One Time's Got No Case
When “One Time’s Got No Case” dropped at the very end of 1991, Sir Mix-A-Lot was wrapping a two-year court battle with his former label NastyMix. So it’s a curious coincidence that his first new song—the first from his own new label Rhyme Cartel—is also legally themed.
(The court case in short: Mix left NastyMix in 1990 to start a brand new Northwest hip-hop label with backing from Rick Rubin and Def American. But it was a messy divorce. NastyMix threatened breach of contract, Mix countersued for unpaid royalties, and the protracted legal battle took two years and cost a reported $1.2 million to untangle, nearly bankrupting both parties. Mix ultimately won his exit and his masters.)
Mix’s new label, Rhyme Cartel, would be devoted exclusively to Northwest rap. “My goal is to solidify the Seattle base,” said Mix to music mag The Rocket, “I kind of feel like the dope man—feed Rick Rubin a little and when he gets hooked he’s gonna want more.”

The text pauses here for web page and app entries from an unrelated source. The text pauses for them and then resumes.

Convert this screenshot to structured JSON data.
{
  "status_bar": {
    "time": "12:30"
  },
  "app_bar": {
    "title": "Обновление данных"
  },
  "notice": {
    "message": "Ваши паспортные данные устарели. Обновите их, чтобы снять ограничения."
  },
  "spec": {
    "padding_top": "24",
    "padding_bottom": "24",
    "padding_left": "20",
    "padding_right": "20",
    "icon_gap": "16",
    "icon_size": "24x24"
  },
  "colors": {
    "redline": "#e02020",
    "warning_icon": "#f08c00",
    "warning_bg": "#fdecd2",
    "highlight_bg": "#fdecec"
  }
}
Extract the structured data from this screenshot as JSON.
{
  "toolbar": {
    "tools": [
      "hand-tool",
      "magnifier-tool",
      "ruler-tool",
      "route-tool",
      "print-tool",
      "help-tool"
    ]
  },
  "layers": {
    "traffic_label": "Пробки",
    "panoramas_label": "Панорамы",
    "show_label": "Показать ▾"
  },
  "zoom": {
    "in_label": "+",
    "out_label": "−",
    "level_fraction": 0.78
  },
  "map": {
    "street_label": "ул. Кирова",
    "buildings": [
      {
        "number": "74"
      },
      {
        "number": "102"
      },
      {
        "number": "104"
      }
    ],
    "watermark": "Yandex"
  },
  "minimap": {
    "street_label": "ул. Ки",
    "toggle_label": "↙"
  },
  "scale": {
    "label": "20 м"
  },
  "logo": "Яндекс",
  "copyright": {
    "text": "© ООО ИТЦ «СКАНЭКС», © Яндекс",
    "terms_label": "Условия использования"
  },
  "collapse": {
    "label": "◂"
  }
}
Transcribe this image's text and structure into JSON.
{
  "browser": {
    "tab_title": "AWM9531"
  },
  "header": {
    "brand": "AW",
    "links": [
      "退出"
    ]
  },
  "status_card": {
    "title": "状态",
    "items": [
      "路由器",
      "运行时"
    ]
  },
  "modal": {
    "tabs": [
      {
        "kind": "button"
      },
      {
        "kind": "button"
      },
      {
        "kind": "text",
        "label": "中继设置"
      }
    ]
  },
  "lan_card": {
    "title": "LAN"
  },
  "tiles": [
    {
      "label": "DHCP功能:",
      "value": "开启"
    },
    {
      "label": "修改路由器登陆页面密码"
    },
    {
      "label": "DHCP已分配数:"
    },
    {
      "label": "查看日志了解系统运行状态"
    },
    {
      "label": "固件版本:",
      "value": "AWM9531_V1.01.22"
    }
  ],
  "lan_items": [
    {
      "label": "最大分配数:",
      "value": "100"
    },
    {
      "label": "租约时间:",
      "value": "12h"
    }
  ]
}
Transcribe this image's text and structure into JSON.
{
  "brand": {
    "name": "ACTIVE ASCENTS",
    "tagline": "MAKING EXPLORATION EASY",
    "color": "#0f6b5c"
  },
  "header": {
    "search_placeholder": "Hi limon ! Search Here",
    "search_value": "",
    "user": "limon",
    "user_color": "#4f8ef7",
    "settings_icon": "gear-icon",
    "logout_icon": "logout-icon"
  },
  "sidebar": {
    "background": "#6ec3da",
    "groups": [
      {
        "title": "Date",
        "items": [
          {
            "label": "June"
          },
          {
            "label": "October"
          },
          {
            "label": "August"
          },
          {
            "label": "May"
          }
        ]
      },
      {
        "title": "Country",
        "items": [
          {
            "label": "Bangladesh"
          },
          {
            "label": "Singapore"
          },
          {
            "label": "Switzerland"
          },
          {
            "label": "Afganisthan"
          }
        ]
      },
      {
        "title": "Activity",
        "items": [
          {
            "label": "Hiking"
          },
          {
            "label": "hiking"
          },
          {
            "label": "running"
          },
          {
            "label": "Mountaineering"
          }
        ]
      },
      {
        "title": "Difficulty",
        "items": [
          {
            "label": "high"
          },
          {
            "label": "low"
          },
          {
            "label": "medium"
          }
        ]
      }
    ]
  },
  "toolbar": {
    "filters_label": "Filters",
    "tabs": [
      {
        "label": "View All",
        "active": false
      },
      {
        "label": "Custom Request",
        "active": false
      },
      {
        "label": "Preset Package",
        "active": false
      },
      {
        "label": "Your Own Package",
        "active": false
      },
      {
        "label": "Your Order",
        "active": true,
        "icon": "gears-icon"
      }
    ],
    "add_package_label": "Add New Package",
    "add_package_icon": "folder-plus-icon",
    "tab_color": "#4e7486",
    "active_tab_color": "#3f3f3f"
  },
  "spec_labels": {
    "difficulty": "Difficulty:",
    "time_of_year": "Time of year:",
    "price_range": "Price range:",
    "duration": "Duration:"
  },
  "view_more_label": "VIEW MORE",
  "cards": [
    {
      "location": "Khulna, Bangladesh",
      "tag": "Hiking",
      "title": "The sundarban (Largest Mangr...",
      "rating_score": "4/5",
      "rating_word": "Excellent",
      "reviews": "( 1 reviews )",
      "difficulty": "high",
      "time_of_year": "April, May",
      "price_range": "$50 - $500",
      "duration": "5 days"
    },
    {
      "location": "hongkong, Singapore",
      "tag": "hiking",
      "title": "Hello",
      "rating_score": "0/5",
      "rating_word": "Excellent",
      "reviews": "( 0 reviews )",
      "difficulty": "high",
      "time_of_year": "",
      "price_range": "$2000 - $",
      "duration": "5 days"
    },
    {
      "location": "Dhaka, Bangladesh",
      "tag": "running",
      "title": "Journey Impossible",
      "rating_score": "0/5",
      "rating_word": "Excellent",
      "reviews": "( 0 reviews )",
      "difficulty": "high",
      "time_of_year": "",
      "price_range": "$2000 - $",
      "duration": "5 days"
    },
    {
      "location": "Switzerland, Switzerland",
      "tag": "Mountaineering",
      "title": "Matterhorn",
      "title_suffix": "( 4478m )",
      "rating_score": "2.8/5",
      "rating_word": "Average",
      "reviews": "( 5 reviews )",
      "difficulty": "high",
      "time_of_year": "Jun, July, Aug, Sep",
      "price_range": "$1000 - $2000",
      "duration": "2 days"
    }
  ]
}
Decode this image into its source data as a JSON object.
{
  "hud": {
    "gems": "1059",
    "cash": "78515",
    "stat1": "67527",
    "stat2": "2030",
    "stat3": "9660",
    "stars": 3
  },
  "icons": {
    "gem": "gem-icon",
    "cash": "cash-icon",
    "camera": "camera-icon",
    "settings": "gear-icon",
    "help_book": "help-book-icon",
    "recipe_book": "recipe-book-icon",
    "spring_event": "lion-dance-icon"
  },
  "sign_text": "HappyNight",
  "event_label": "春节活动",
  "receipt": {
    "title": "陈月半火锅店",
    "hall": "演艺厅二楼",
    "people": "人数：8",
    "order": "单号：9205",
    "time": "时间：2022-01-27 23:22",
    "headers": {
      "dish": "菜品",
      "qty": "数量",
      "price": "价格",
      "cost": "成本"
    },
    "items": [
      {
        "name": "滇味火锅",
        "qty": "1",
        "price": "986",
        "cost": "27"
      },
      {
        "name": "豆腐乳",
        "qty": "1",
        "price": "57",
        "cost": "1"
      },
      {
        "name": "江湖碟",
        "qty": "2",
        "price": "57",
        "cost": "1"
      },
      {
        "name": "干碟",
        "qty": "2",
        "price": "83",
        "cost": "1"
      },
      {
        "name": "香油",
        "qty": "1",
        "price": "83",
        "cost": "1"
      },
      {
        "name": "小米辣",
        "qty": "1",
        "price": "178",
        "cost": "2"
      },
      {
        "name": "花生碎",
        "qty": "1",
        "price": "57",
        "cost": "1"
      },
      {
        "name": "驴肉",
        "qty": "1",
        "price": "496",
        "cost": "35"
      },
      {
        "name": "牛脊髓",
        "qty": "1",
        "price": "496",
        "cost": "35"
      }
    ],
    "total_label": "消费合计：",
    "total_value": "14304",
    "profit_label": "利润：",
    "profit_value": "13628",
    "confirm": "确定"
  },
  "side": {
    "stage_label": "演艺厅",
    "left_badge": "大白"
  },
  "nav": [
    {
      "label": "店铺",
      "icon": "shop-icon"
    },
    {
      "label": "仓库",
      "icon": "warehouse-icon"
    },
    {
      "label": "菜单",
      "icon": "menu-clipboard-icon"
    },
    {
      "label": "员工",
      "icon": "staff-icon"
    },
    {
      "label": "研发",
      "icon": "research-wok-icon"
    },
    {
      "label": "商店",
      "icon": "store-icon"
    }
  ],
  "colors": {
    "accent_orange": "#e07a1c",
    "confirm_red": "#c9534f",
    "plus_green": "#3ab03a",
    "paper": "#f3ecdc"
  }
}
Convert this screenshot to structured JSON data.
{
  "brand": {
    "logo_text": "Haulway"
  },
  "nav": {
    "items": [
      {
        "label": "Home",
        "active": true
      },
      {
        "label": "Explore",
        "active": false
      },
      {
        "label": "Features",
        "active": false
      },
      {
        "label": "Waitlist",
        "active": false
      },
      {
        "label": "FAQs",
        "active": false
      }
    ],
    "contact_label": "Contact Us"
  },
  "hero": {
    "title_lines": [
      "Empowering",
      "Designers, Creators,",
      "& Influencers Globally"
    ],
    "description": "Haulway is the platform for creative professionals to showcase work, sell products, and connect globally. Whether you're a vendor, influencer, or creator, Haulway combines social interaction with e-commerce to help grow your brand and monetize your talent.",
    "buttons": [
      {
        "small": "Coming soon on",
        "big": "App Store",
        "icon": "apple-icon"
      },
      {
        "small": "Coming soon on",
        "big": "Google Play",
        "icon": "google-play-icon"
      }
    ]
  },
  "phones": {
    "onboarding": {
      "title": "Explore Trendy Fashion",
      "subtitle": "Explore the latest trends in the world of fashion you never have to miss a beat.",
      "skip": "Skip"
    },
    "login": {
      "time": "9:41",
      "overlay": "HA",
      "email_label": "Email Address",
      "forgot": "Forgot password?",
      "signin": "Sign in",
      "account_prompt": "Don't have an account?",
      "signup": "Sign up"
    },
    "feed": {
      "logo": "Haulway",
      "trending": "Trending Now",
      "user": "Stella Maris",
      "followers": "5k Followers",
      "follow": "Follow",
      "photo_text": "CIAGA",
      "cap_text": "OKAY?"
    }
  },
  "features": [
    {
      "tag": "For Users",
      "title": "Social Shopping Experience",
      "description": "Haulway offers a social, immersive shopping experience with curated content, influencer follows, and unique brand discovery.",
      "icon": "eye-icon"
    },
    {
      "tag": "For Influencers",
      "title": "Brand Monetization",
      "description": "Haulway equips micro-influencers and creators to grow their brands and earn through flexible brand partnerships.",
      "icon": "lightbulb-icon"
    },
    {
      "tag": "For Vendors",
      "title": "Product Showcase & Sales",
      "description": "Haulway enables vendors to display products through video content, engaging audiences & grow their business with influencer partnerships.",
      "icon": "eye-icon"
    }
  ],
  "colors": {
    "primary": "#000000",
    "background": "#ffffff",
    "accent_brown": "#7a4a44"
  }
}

Backstory aside, “One Time’s” is a song that brings attention to racial profiling by King County police, about cops harassing a Black guy because he’s driving a def car. Mix is dragged to jail for some bullshit and his verses explain how he prevails. It’s an autobiographical caper in the style of Mix’s many other hits. The beat is built around a catchy looping guitar riff, one that feels like a rubber band bouncing his troubles away.
This vinyl includes the extended “Bass Mix” with additional lyrics, an instrumental version, and two new songs—“Lockjaw” and “Sprung On The Cat” from his then-forthcoming 1992 atom bomb album Mack Daddy. What this record made clear—when it promptly sold more than 50,000 copies—was that Mix was finally back on the scene, and victorious.